This mistrust in the healthcare system can be traced back to the medical mistreatment of Henrietta Lacks, an African American woman. Medical researchers took Lacks’ cervical cells after her death, used it to develop their research and profited off of the research without crediting her or sharing the profit with her family. Another such example is the Tuskegee Syphilis Study exploring the effects of syphilis. Although the infamous study consisted of African American men with syphilis, the researchers did not inform the participants of their syphilis status, then proceeding to deny them treatment for syphilis. Further examples of abuse from the healthcare system and other general discrimination from the government toward these communities can be observed from the sterilizations from Indian Health Services in the ‘60s and ‘70s. This lack of access to scientific knowledge, combined with mistrust in the healthcare system, creates rumors and fears about the vaccine.

Even when folks from these communities do decide to get vaccinated, the inequity in vaccination distribution, spurred by a lack of access to vaccines, causes many issues. Older populations may not know how to make a vaccine appointment online. Additional barriers to vaccination include disability/lack of mobility, unpredictable work schedules and homelessness. Professor Colette Auerswald, an associate professor of community health sciences, emphasizes a more community-centered, rather than a clinical, approach to vaccine distribution; by providing greater access to these vaccinations, this community-centered approach can also help restore trust in them among marginalized communities.

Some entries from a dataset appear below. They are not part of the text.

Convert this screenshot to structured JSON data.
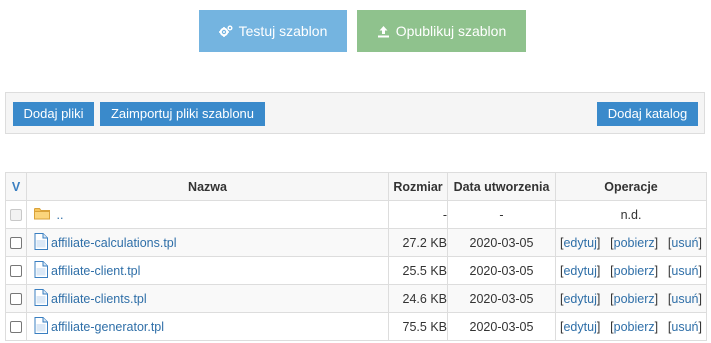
{
  "actions": {
    "test_label": "Testuj szablon",
    "publish_label": "Opublikuj szablon"
  },
  "toolbar": {
    "add_files_label": "Dodaj pliki",
    "import_label": "Zaimportuj pliki szablonu",
    "add_dir_label": "Dodaj katalog"
  },
  "table": {
    "headers": {
      "select": "V",
      "name": "Nazwa",
      "size": "Rozmiar",
      "date": "Data utworzenia",
      "ops": "Operacje"
    },
    "parent_row": {
      "name": "..",
      "size": "-",
      "date": "-",
      "ops": "n.d."
    },
    "rows": [
      {
        "name": "affiliate-calculations.tpl",
        "size": "27.2 KB",
        "date": "2020-03-05"
      },
      {
        "name": "affiliate-client.tpl",
        "size": "25.5 KB",
        "date": "2020-03-05"
      },
      {
        "name": "affiliate-clients.tpl",
        "size": "24.6 KB",
        "date": "2020-03-05"
      },
      {
        "name": "affiliate-generator.tpl",
        "size": "75.5 KB",
        "date": "2020-03-05"
      }
    ],
    "op_labels": {
      "edit": "edytuj",
      "download": "pobierz",
      "delete": "usuń"
    }
  },
  "icons": {
    "test": "gears-icon",
    "publish": "upload-icon",
    "folder": "folder-icon",
    "file": "file-icon"
  },
  "colors": {
    "test_button": "#74b4e0",
    "publish_button": "#8fc28d",
    "toolbar_button": "#3a8acb",
    "link": "#2f6fa8"
  }
}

During an interview with Dr. Marie Agleham, a family medicine physician at Kaiser Permanente in Union City, she emphasized how Kaiser has consistently been disseminating information to its members to prevent the spread of false vaccine rumors. For communities of color, Dr. Agleham says, “They will believe in people who look like them,” more so than government or healthcare professionals to whom they cannot relate. She suggests that promoting voices from these communities can in turn help promote the vaccine. According to Dr. Agleham, a Union City program posts informational videos about COVID-19 on its YouTube channel, with the goal of promoting the vaccine among different communities of color. One of its videos translates the COVID-19 information into Tagalog, allowing Filipino communities to feel more self-assured regarding this information, which is presented to them through a more accessible medium.

We can address these disparities in distribution in several ways. Dr. Wrenetha Julio from Rush University College of Nursing and Dr. Kenya Beard from Chamberlain University highlight four ways to build vaccine trust within marginalized communities. The methods include: establishing clear communication between health professionals and communities and working with communities to reach individuals from multiple generations. Also important is the recognition of the unique role of faith leaders in many communities of color and the complications of vaccine administration, especially in Black and Brown communities where healthcare access is usually limited. According to Temple Health, building trust in vaccines and answering patients’ questions helping patients to answer them are two integral parts in controlling the pandemic and helping these communities where COVID-19 rates are highest. This issue highlights the importance of having people from these communities in the healthcare field, in order to build a field centered around community care.

To close, there are some resources for COVID-19 vaccinations around San Francisco. They are without charge and are now open to the general public. One will be able to find and schedule vaccine appointments through websites such as vaccinefinder.org and myturn.ca.gov, which are offered at many vaccination sites, hospitals and local pharmacies. To combat COVID-19, it is important to work together to ensure community health.